A member of the governing board of a corporation, typically elected at an annual meeting of the shareholders. Directors are responsible for making important business decisions -- especially those that legally bind the corporation -- leaving day-to-day management to officers and employees of the corporation. For example, a decision to borrow money, lease an office or buy real property would normally be authorized by the board of directors. However, in the small business world, where it is common for owners to be directors, officers and employees simultaneously, distinctions dividing the roles and responsibilities of these groups are often blurred.
disability benefits
Money available from Social Security to benefit those under 65 who qualify because of their work and earning record and who meet the program's medical guidelines defining disability. The benefits are roughly equal to those available in Social Security retirement benefits.
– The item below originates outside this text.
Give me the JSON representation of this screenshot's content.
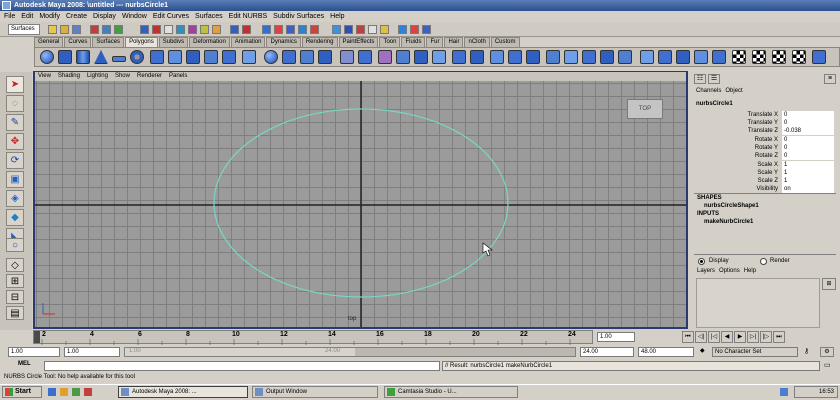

discharge (of debts)
A bankruptcy court's erasure of the debts of a person or business that has filed for bankruptcy.
discharge (of probate administrator)
A court order releasing the administrator or executor from any further duties connected with the probate of an estate. This typically occurs when the duties have been completed but may happen sooner if the executor or administrator wishes to withdraw or is dismissed.
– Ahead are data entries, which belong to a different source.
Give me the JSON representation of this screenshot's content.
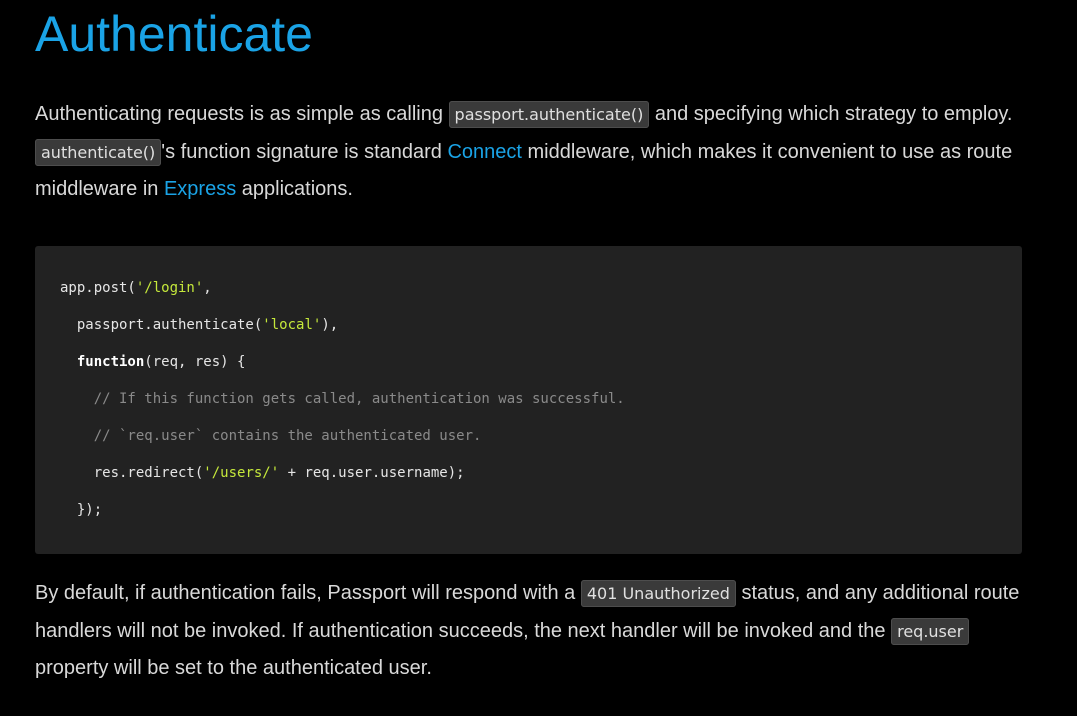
{
  "heading": "Authenticate",
  "intro": {
    "t1": "Authenticating requests is as simple as calling ",
    "code1": "passport.authenticate()",
    "t2": " and specifying which strategy to employ. ",
    "code2": "authenticate()",
    "t3": "'s function signature is standard ",
    "link_connect": "Connect",
    "t4": " middleware, which makes it convenient to use as route middleware in ",
    "link_express": "Express",
    "t5": " applications."
  },
  "code_lines": [
    [
      {
        "t": "app.post(",
        "k": "plain"
      },
      {
        "t": "'/login'",
        "k": "str"
      },
      {
        "t": ",",
        "k": "plain"
      }
    ],
    [
      {
        "t": "  passport.authenticate(",
        "k": "plain"
      },
      {
        "t": "'local'",
        "k": "str"
      },
      {
        "t": "),",
        "k": "plain"
      }
    ],
    [
      {
        "t": "  ",
        "k": "plain"
      },
      {
        "t": "function",
        "k": "kw"
      },
      {
        "t": "(req, res) {",
        "k": "plain"
      }
    ],
    [
      {
        "t": "    // If this function gets called, authentication was successful.",
        "k": "cmt"
      }
    ],
    [
      {
        "t": "    // `req.user` contains the authenticated user.",
        "k": "cmt"
      }
    ],
    [
      {
        "t": "    res.redirect(",
        "k": "plain"
      },
      {
        "t": "'/users/'",
        "k": "str"
      },
      {
        "t": " + req.user.username);",
        "k": "plain"
      }
    ],
    [
      {
        "t": "  });",
        "k": "plain"
      }
    ]
  ],
  "outro": {
    "t1": "By default, if authentication fails, Passport will respond with a ",
    "code1": "401 Unauthorized",
    "t2": " status, and any additional route handlers will not be invoked. If authentication succeeds, the next handler will be invoked and the ",
    "code2": "req.user",
    "t3": " property will be set to the authenticated user."
  },
  "colors": {
    "background": "#000000",
    "heading": "#1aa3e6",
    "link": "#1aa3e6",
    "body_text": "#d9d9d9",
    "code_bg": "#222222",
    "string": "#c5e83b",
    "comment": "#8a8a8a"
  }
}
dischargeable debts
Debts that can be erased by going through bankruptcy. Most debts incurred prior to declaring bankruptcy are dischargeable, including back rent, credit card bills and medical bills. Compare nondischargeable debts.
(1) To refuse or give away a claim or a right to something. For example, if your aunt leaves you a white elephant in her will and you don't want it, you can refuse the gift by disclaiming your ownership rights. (2) To deny responsibility for a claim or act. For example, a merchant that sells goods second-hand may disclaim responsibility for a product’s defects by selling it "as is."
(1) A refusal or renunciation of a claim or right. (2) A refusal or denial of responsibility for a claim or an act. (3) The written clause or document that sets out the disclaimer. See also disclaim.
The making known of a fact that had previously been hidden; a revelation. For example, in many states you must disclose major physical defects in a house you are selling, such as a leaky roof or potential flooding problem.
A formal investigation -- governed by court rules -- that is conducted before trial. Discovery allows one party to question other parties, and sometimes witnesses. It also allows one party to force the others to produce requested documents or other physical evidence. The most common types of discovery are interrogatories, consisting of written questions the other party must answer under penalty of perjury, and depositions, which involve an in-person session at which one party to a lawsuit has the opportunity to ask oral questions of the other party or her witnesses under oath while a written transcript is made by a court reporter. Other types of pretrial discovery consist of written requests to produce documents and requests for admissions, by which one party asks the other to admit or deny key facts in the case. One major purpose of discovery is to assess the strength or weakness of an opponent's case, with the idea of opening settlement talks. Another is to gather information to use at trial. Discovery is also present in criminal cases, in which by law the prosecutor must turn over to the defense any witness statements and any evidence that might tend to exonerate the defendant. Depending on the rules of the court, the defendant may also be obliged to share evidence with the prosecutor.
To deliberately prevent someone from inheriting something. This is usually done by a provision in a will stating that someone who would ordinarily inherit property -- a close family member, for example -- should not receive it. In most states, you cannot completely disinherit your spouse; a surviving spouse has the right to claim a portion (usually one-third to one-half) of the deceased spouse's estate. With a few exceptions, however, you can expressly disinherit children.
disposable income
The difference between a debtor's current monthly income and allowable expenses. This is the amount that the new bankruptcy law deems available to pay into a Chapter 13 plan.
The assertion of conflicting claims or rights between parties involved in a legal proceeding, such as a lawsuit, mediation or arbitration.
A term used instead of divorce in some states.
distinctive mark
A trademark or service mark that is unusual in the context of its use, and therefore memorable. Distinctive marks typically consist of terms that are fanciful or arbitrary (Penguin books), suggestive (Accuride tires), or coined (Maalox antacid). Distinctive marks receive maximum judicial protection under state and federal laws.
(1) Anyone who receives something. Usually, the term refers to someone who inherits a deceased person’s property. If the deceased person dies without a will (called intestate), state law determines what each distributee will receive. Also called a beneficiary.